Data records for software interfaces

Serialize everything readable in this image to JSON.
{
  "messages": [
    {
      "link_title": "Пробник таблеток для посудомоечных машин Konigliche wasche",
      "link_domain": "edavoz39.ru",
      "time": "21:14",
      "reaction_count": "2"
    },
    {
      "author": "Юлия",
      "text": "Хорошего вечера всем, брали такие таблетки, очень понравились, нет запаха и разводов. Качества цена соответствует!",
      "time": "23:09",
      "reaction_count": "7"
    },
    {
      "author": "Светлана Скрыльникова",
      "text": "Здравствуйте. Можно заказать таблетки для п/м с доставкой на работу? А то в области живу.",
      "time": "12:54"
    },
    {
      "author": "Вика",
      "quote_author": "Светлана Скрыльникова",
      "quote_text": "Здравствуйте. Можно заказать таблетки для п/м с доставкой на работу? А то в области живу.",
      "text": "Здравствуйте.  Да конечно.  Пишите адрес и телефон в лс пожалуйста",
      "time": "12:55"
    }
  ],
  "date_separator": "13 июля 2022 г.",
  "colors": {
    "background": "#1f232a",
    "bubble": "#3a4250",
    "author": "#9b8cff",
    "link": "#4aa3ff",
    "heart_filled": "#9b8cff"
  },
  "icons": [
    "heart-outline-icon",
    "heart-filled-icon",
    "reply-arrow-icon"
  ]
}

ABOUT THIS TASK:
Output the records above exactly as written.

WRITTEN ANSWER:
Serialize everything readable in this image to JSON.
{
  "messages": [
    {
      "link_title": "Пробник таблеток для посудомоечных машин Konigliche wasche",
      "link_domain": "edavoz39.ru",
      "time": "21:14",
      "reaction_count": "2"
    },
    {
      "author": "Юлия",
      "text": "Хорошего вечера всем, брали такие таблетки, очень понравились, нет запаха и разводов. Качества цена соответствует!",
      "time": "23:09",
      "reaction_count": "7"
    },
    {
      "author": "Светлана Скрыльникова",
      "text": "Здравствуйте. Можно заказать таблетки для п/м с доставкой на работу? А то в области живу.",
      "time": "12:54"
    },
    {
      "author": "Вика",
      "quote_author": "Светлана Скрыльникова",
      "quote_text": "Здравствуйте. Можно заказать таблетки для п/м с доставкой на работу? А то в области живу.",
      "text": "Здравствуйте.  Да конечно.  Пишите адрес и телефон в лс пожалуйста",
      "time": "12:55"
    }
  ],
  "date_separator": "13 июля 2022 г.",
  "colors": {
    "background": "#1f232a",
    "bubble": "#3a4250",
    "author": "#9b8cff",
    "link": "#4aa3ff",
    "heart_filled": "#9b8cff"
  },
  "icons": [
    "heart-outline-icon",
    "heart-filled-icon",
    "reply-arrow-icon"
  ]
}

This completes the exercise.